* DATA SECTION *
========

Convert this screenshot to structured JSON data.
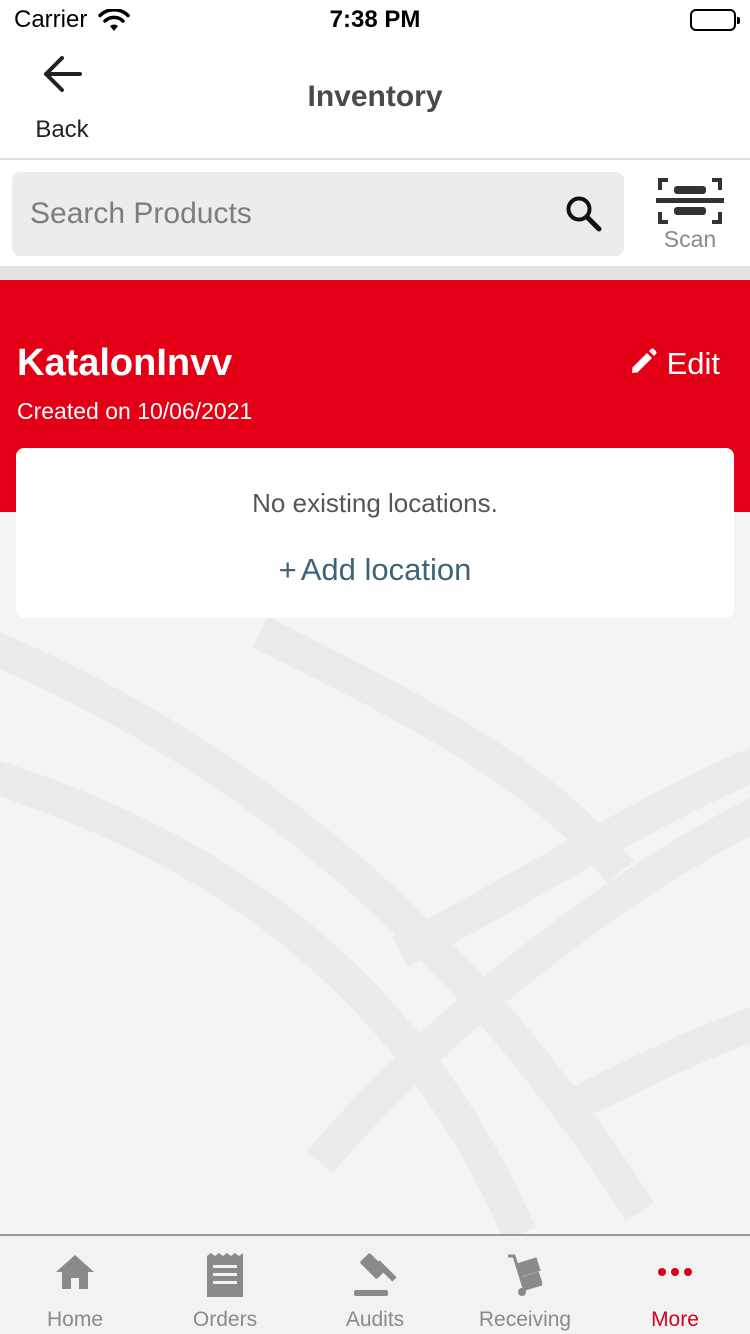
{
  "status_bar": {
    "carrier": "Carrier",
    "time": "7:38 PM"
  },
  "header": {
    "back_label": "Back",
    "title": "Inventory"
  },
  "search": {
    "placeholder": "Search Products",
    "scan_label": "Scan"
  },
  "inventory": {
    "name": "KatalonInvv",
    "created": "Created on 10/06/2021",
    "edit_label": "Edit"
  },
  "locations": {
    "empty_message": "No existing locations.",
    "add_plus": "+",
    "add_label": "Add location"
  },
  "tabs": [
    {
      "label": "Home",
      "icon": "home-icon"
    },
    {
      "label": "Orders",
      "icon": "receipt-icon"
    },
    {
      "label": "Audits",
      "icon": "gavel-icon"
    },
    {
      "label": "Receiving",
      "icon": "hand-truck-icon"
    },
    {
      "label": "More",
      "icon": "more-dots-icon"
    }
  ],
  "active_tab": "More",
  "colors": {
    "brand_red": "#e30016",
    "active_tab": "#d50019",
    "link_teal": "#3d6577"
  }
}
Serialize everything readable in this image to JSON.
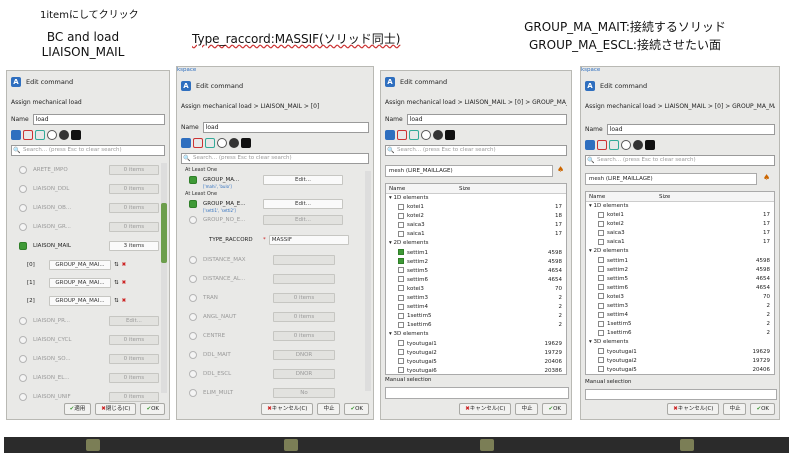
{
  "annotations": {
    "a1": "1itemにしてクリック",
    "a2": "BC and load",
    "a3": "LIAISON_MAIL",
    "a4": "Type_raccord:MASSIF(ソリッド同士)",
    "a5": "GROUP_MA_MAIT:接続するソリッド",
    "a6": "GROUP_MA_ESCL:接続させたい面"
  },
  "common": {
    "edit_command": "Edit command",
    "name_label": "Name",
    "name_value": "load",
    "search_placeholder": "Search... (press Esc to clear search)",
    "ok": "OK",
    "cancel": "キャンセル(C)",
    "abort": "中止",
    "apply": "適用",
    "close": "閉じる(C)",
    "kspace": "kspace"
  },
  "panel1": {
    "breadcrumb": "Assign mechanical load",
    "rows": [
      {
        "label": "ARETE_IMPO",
        "value": "0 items"
      },
      {
        "label": "LIAISON_DDL",
        "value": "0 items"
      },
      {
        "label": "LIAISON_OB...",
        "value": "0 items"
      },
      {
        "label": "LIAISON_GR...",
        "value": "0 items"
      },
      {
        "label": "LIAISON_MAIL",
        "value": "3 items"
      },
      {
        "label": "LIAISON_PR...",
        "value": "Edit..."
      },
      {
        "label": "LIAISON_CYCL",
        "value": "0 items"
      },
      {
        "label": "LIAISON_SO...",
        "value": "0 items"
      },
      {
        "label": "LIAISON_EL...",
        "value": "0 items"
      },
      {
        "label": "LIAISON_UNIF",
        "value": "0 items"
      }
    ],
    "sub": [
      {
        "idx": "[0]",
        "value": "GROUP_MA_MAI..."
      },
      {
        "idx": "[1]",
        "value": "GROUP_MA_MAI..."
      },
      {
        "idx": "[2]",
        "value": "GROUP_MA_MAI..."
      }
    ]
  },
  "panel2": {
    "breadcrumb": "Assign mechanical load > LIAISON_MAIL > [0]",
    "atleast": "At Least One",
    "g1": "GROUP_MA...",
    "g1sub": "['mahi', 'bulo']",
    "g2": "GROUP_MA_E...",
    "g2sub": "['setti1', 'setti2']",
    "edit": "Edit...",
    "group_no_e": "GROUP_NO_E...",
    "type_raccord": "TYPE_RACCORD",
    "massif": "MASSIF",
    "rows": [
      {
        "label": "DISTANCE_MAX"
      },
      {
        "label": "DISTANCE_AL..."
      },
      {
        "label": "TRAN",
        "value": "0 items"
      },
      {
        "label": "ANGL_NAUT",
        "value": "0 items"
      },
      {
        "label": "CENTRE",
        "value": "0 items"
      },
      {
        "label": "DDL_MAIT",
        "value": "DNOR"
      },
      {
        "label": "DDL_ESCL",
        "value": "DNOR"
      },
      {
        "label": "ELIM_MULT",
        "value": "No"
      }
    ]
  },
  "panel3": {
    "breadcrumb": "Assign mechanical load > LIAISON_MAIL > [0] > GROUP_MA_ESCL",
    "mesh": "mesh (LIRE_MAILLAGE)",
    "col_name": "Name",
    "col_size": "Size",
    "manual": "Manual selection",
    "tree": [
      {
        "t": "g",
        "name": "1D elements"
      },
      {
        "t": "i",
        "name": "kotei1",
        "size": "17"
      },
      {
        "t": "i",
        "name": "kotei2",
        "size": "18"
      },
      {
        "t": "i",
        "name": "saica3",
        "size": "17"
      },
      {
        "t": "i",
        "name": "saica1",
        "size": "17"
      },
      {
        "t": "g",
        "name": "2D elements"
      },
      {
        "t": "i",
        "name": "settim1",
        "size": "4598",
        "c": true
      },
      {
        "t": "i",
        "name": "settim2",
        "size": "4598",
        "c": true
      },
      {
        "t": "i",
        "name": "settim5",
        "size": "4654"
      },
      {
        "t": "i",
        "name": "settim6",
        "size": "4654"
      },
      {
        "t": "i",
        "name": "kotei3",
        "size": "70"
      },
      {
        "t": "i",
        "name": "settim3",
        "size": "2"
      },
      {
        "t": "i",
        "name": "settim4",
        "size": "2"
      },
      {
        "t": "i",
        "name": "1settim5",
        "size": "2"
      },
      {
        "t": "i",
        "name": "1settim6",
        "size": "2"
      },
      {
        "t": "g",
        "name": "3D elements"
      },
      {
        "t": "i",
        "name": "tyoutugai1",
        "size": "19629"
      },
      {
        "t": "i",
        "name": "tyoutugai2",
        "size": "19729"
      },
      {
        "t": "i",
        "name": "tyoutugai5",
        "size": "20406"
      },
      {
        "t": "i",
        "name": "tyoutugai6",
        "size": "20386"
      }
    ]
  },
  "panel4": {
    "breadcrumb": "Assign mechanical load > LIAISON_MAIL > [0] > GROUP_MA_MAIT",
    "tree": [
      {
        "t": "g",
        "name": "1D elements"
      },
      {
        "t": "i",
        "name": "kotei1",
        "size": "17"
      },
      {
        "t": "i",
        "name": "kotei2",
        "size": "17"
      },
      {
        "t": "i",
        "name": "saica3",
        "size": "17"
      },
      {
        "t": "i",
        "name": "saica1",
        "size": "17"
      },
      {
        "t": "g",
        "name": "2D elements"
      },
      {
        "t": "i",
        "name": "settim1",
        "size": "4598"
      },
      {
        "t": "i",
        "name": "settim2",
        "size": "4598"
      },
      {
        "t": "i",
        "name": "settim5",
        "size": "4654"
      },
      {
        "t": "i",
        "name": "settim6",
        "size": "4654"
      },
      {
        "t": "i",
        "name": "kotei3",
        "size": "70"
      },
      {
        "t": "i",
        "name": "settim3",
        "size": "2"
      },
      {
        "t": "i",
        "name": "settim4",
        "size": "2"
      },
      {
        "t": "i",
        "name": "1settim5",
        "size": "2"
      },
      {
        "t": "i",
        "name": "1settim6",
        "size": "2"
      },
      {
        "t": "g",
        "name": "3D elements"
      },
      {
        "t": "i",
        "name": "tyoutugai1",
        "size": "19629"
      },
      {
        "t": "i",
        "name": "tyoutugai2",
        "size": "19729"
      },
      {
        "t": "i",
        "name": "tyoutugai5",
        "size": "20406"
      },
      {
        "t": "i",
        "name": "tyoutugai6",
        "size": "20386"
      }
    ]
  }
}
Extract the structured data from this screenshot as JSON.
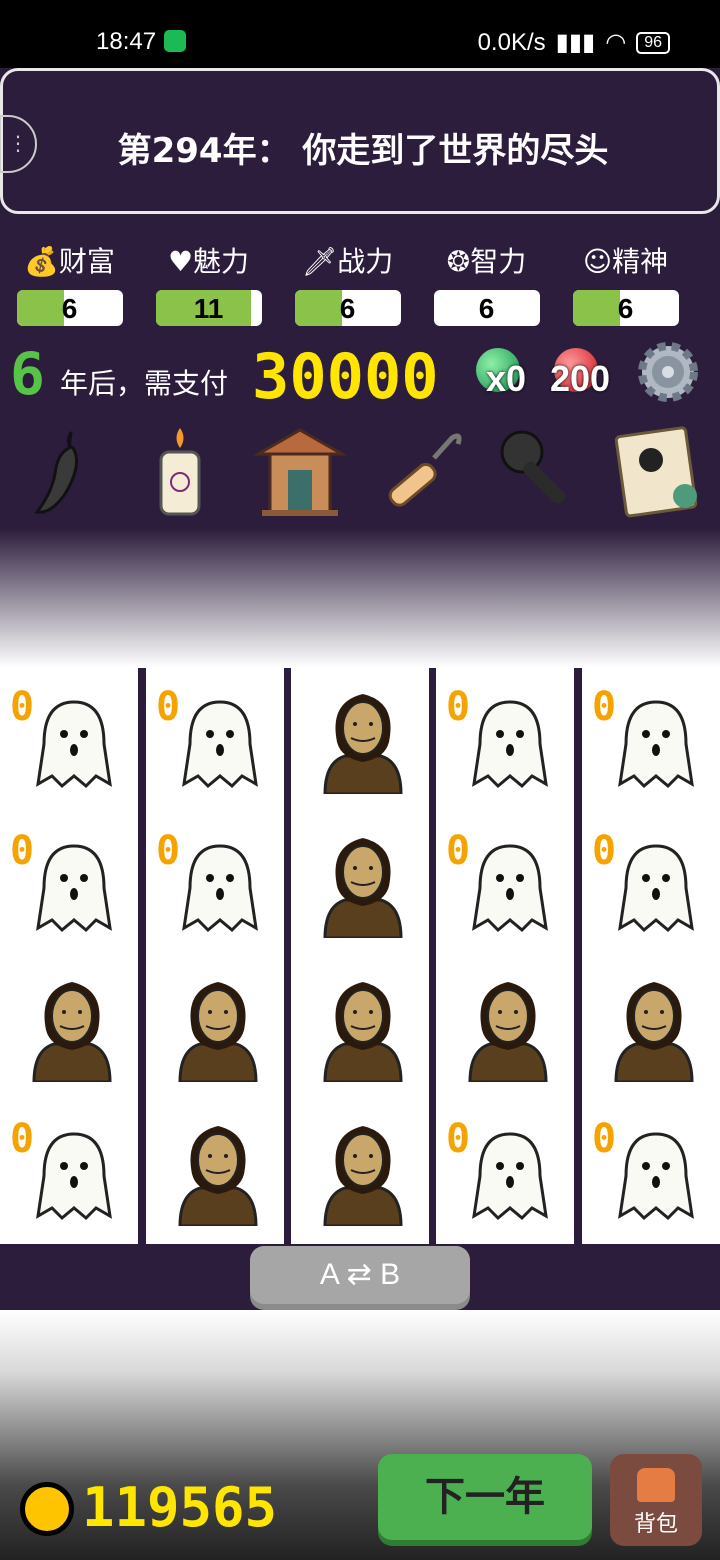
{
  "status_bar": {
    "time": "18:47",
    "network": "0.0K/s",
    "battery": "96"
  },
  "banner": {
    "title": "第294年： 你走到了世界的尽头"
  },
  "stats": [
    {
      "label": "财富",
      "icon": "money-bag-icon",
      "value": "6",
      "fill": 0.45
    },
    {
      "label": "魅力",
      "icon": "heart-icon",
      "value": "11",
      "fill": 0.9
    },
    {
      "label": "战力",
      "icon": "sword-icon",
      "value": "6",
      "fill": 0.45
    },
    {
      "label": "智力",
      "icon": "brain-icon",
      "value": "6",
      "fill": 0.0
    },
    {
      "label": "精神",
      "icon": "mask-icon",
      "value": "6",
      "fill": 0.45
    }
  ],
  "payment": {
    "years": "6",
    "text": "年后，需支付",
    "amount": "30000"
  },
  "gems": {
    "green_count": "x0",
    "red_count": "200"
  },
  "items": [
    "chili-pepper-icon",
    "candle-icon",
    "shrine-icon",
    "hook-icon",
    "microphone-icon",
    "contract-icon"
  ],
  "grid": {
    "columns": [
      [
        "ghost",
        "ghost",
        "man",
        "ghost"
      ],
      [
        "ghost",
        "ghost",
        "man",
        "man"
      ],
      [
        "man",
        "man",
        "man",
        "man"
      ],
      [
        "ghost",
        "ghost",
        "man",
        "ghost"
      ],
      [
        "ghost",
        "ghost",
        "man",
        "ghost"
      ]
    ],
    "ghost_value": "0"
  },
  "swap_button": {
    "a": "A",
    "b": "B"
  },
  "footer": {
    "coins": "119565",
    "next_year": "下一年",
    "backpack": "背包"
  },
  "colors": {
    "bg": "#2c1d3c",
    "accent_green": "#4caf50",
    "gold": "#ffe500",
    "ghost_num": "#f5a300"
  }
}
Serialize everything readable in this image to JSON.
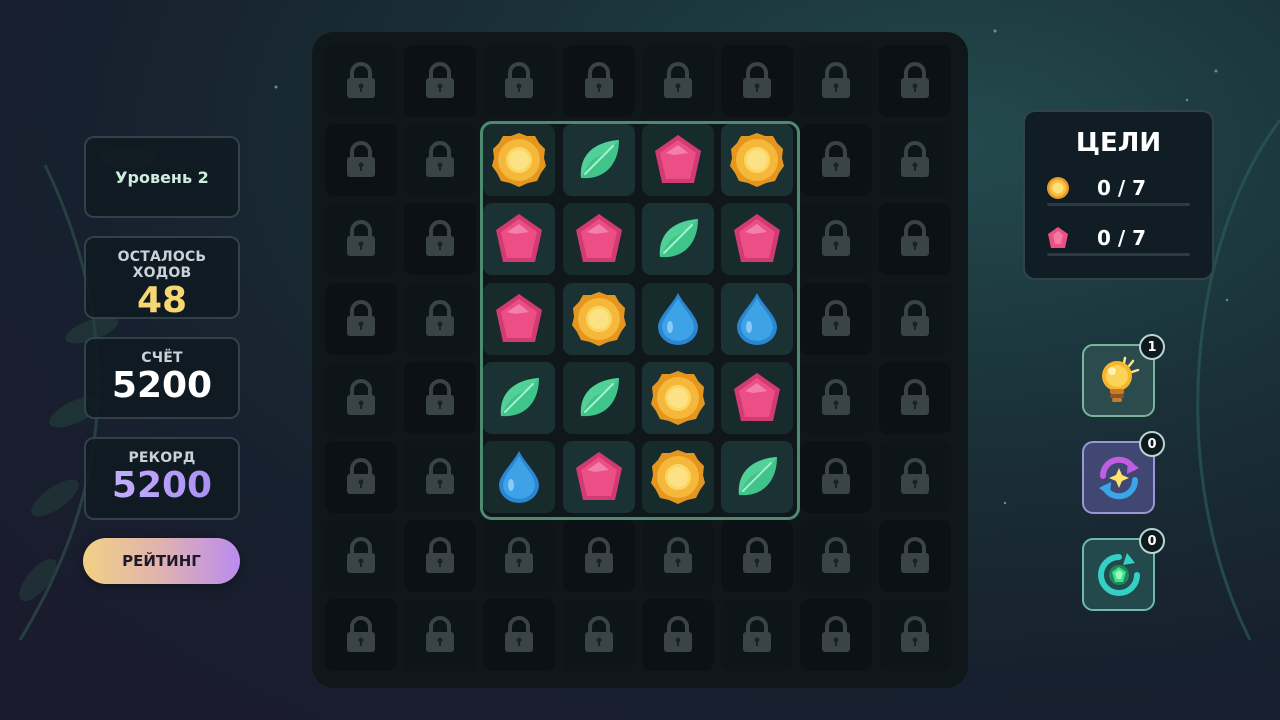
{
  "hud": {
    "level_label": "Уровень 2",
    "moves_label": "ОСТАЛОСЬ ХОДОВ",
    "moves_value": "48",
    "score_label": "СЧЁТ",
    "score_value": "5200",
    "record_label": "РЕКОРД",
    "record_value": "5200",
    "rating_button": "РЕЙТИНГ"
  },
  "goals": {
    "title": "ЦЕЛИ",
    "items": [
      {
        "icon": "coin-icon",
        "progress": "0 / 7"
      },
      {
        "icon": "pink-gem-icon",
        "progress": "0 / 7"
      }
    ]
  },
  "boosters": [
    {
      "name": "hint-lightbulb-icon",
      "count": "1"
    },
    {
      "name": "shuffle-icon",
      "count": "0"
    },
    {
      "name": "refresh-gem-icon",
      "count": "0"
    }
  ],
  "board": {
    "rows": 8,
    "cols": 8,
    "grid": [
      [
        "lock",
        "lock",
        "lock",
        "lock",
        "lock",
        "lock",
        "lock",
        "lock"
      ],
      [
        "lock",
        "lock",
        "coin",
        "leaf",
        "pink",
        "coin",
        "lock",
        "lock"
      ],
      [
        "lock",
        "lock",
        "pink",
        "pink",
        "leaf",
        "pink",
        "lock",
        "lock"
      ],
      [
        "lock",
        "lock",
        "pink",
        "coin",
        "drop",
        "drop",
        "lock",
        "lock"
      ],
      [
        "lock",
        "lock",
        "leaf",
        "leaf",
        "coin",
        "pink",
        "lock",
        "lock"
      ],
      [
        "lock",
        "lock",
        "drop",
        "pink",
        "coin",
        "leaf",
        "lock",
        "lock"
      ],
      [
        "lock",
        "lock",
        "lock",
        "lock",
        "lock",
        "lock",
        "lock",
        "lock"
      ],
      [
        "lock",
        "lock",
        "lock",
        "lock",
        "lock",
        "lock",
        "lock",
        "lock"
      ]
    ]
  },
  "colors": {
    "coin": "#f5b83a",
    "leaf": "#3fc48a",
    "pink": "#ec4f86",
    "drop": "#3ea2e6",
    "lock": "#3a4448",
    "moves": "#f7d774",
    "active_border": "#4e8a70"
  }
}
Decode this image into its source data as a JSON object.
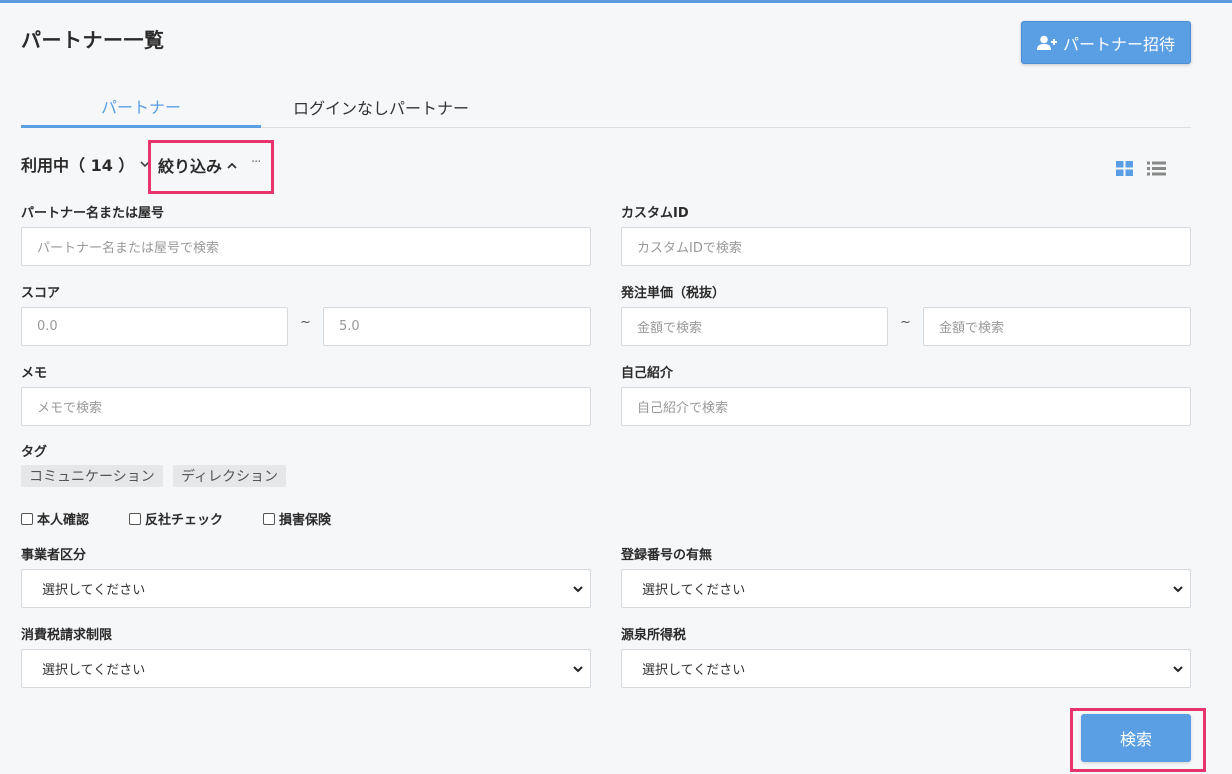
{
  "header": {
    "title": "パートナー一覧",
    "invite_label": "パートナー招待"
  },
  "tabs": [
    {
      "label": "パートナー",
      "active": true
    },
    {
      "label": "ログインなしパートナー",
      "active": false
    }
  ],
  "filterbar": {
    "status_label": "利用中（ 14 ）",
    "narrow_label": "絞り込み",
    "more_label": "···"
  },
  "form": {
    "partner_name": {
      "label": "パートナー名または屋号",
      "placeholder": "パートナー名または屋号で検索"
    },
    "custom_id": {
      "label": "カスタムID",
      "placeholder": "カスタムIDで検索"
    },
    "score": {
      "label": "スコア",
      "min_placeholder": "0.0",
      "max_placeholder": "5.0"
    },
    "order_price": {
      "label": "発注単価（税抜）",
      "min_placeholder": "金額で検索",
      "max_placeholder": "金額で検索"
    },
    "tilde": "~",
    "memo": {
      "label": "メモ",
      "placeholder": "メモで検索"
    },
    "intro": {
      "label": "自己紹介",
      "placeholder": "自己紹介で検索"
    },
    "tags": {
      "label": "タグ",
      "items": [
        "コミュニケーション",
        "ディレクション"
      ]
    },
    "checks": [
      "本人確認",
      "反社チェック",
      "損害保険"
    ],
    "business_type": {
      "label": "事業者区分",
      "value": "選択してください"
    },
    "registration": {
      "label": "登録番号の有無",
      "value": "選択してください"
    },
    "tax_limit": {
      "label": "消費税請求制限",
      "value": "選択してください"
    },
    "withholding": {
      "label": "源泉所得税",
      "value": "選択してください"
    }
  },
  "search_label": "検索",
  "colors": {
    "accent": "#5a9ee3",
    "highlight": "#e8346d"
  }
}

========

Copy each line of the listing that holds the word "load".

    "a2": "BC and load",
    "name_value": "load",
    "breadcrumb": "Assign mechanical load",
    "breadcrumb": "Assign mechanical load > LIAISON_MAIL > [0]",
    "breadcrumb": "Assign mechanical load > LIAISON_MAIL > [0] > GROUP_MA_ESCL",
    "breadcrumb": "Assign mechanical load > LIAISON_MAIL > [0] > GROUP_MA_MAIT",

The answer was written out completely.